Cybersecurity strategies in Canada should include a data breach response plan. As of November 2018, failing to communicate when data has been exposed within a certain amount of time of discovering it opens firms up to a $100,000 fine.
“Organizations that deliberately fail to notify any data breach victim will be subject to a separate fine of up to $100,000 for every individual. Finally, “deliberately failing to keep, or destroying data breach records will also be an offense, subject to a fine of up to $100,000,” according to a government overview of the new requirements.”
Take the time to craft a template message to be used in case of a data breach and assign someone to be the point person in case of such an event. It will provide confidence in a stressful time having a process and pre-approved messaging. Elements of a data breach response plan include:
- Defining the breach circumstance (how it occurred, how many users impacted, etc.)
- Contact info for each response team member
- Pre-defined action items to take in case of a breach
- Guidelines for interacting with the media or mentions on social media
Typical data breach announcements mention critical items such as what type of breach occurred, how many people are impacted, and what type of data has been accessed so those affected can take appropriate actions to protect themselves.
Cyber security Strategies in Canada
There is a lot to consider if you’re looking to have a comprehensive cybersecurity strategy that can protect your business from existing and emerging threats. Cybersecurity requires many tools to protect each aspect of your IT environment against threats as well as the expertise to run and report on them.
A Managed IT Security partner can help make sure your business has the right mix of safeguards to secure your operations. “The number of security pros who either already partner or plan to partner with a managed security services provider has climbed from 78% to 86%.” – Source
A cybersecurity strategy is not a one-and-done deal. It takes ongoing enhancements, regular monitoring, and initiatives to block new threats. If your business doesn’t have the capacity to manage each aspect internally, consider investing in Security-as-a-Service.
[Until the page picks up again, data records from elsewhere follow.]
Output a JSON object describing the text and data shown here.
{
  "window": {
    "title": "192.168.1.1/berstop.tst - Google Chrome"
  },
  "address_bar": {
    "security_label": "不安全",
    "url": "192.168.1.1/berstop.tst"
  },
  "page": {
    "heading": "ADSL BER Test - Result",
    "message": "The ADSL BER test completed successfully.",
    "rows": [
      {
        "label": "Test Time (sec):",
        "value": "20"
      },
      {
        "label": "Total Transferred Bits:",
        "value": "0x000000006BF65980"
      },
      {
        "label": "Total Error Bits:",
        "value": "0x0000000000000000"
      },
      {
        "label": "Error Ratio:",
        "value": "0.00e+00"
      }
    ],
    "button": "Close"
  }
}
Like other managed services, managed security services or Security-as-a-Service covers key aspects of cybersecurity that performed on a weekly or monthly basis to ensure your organization is protected.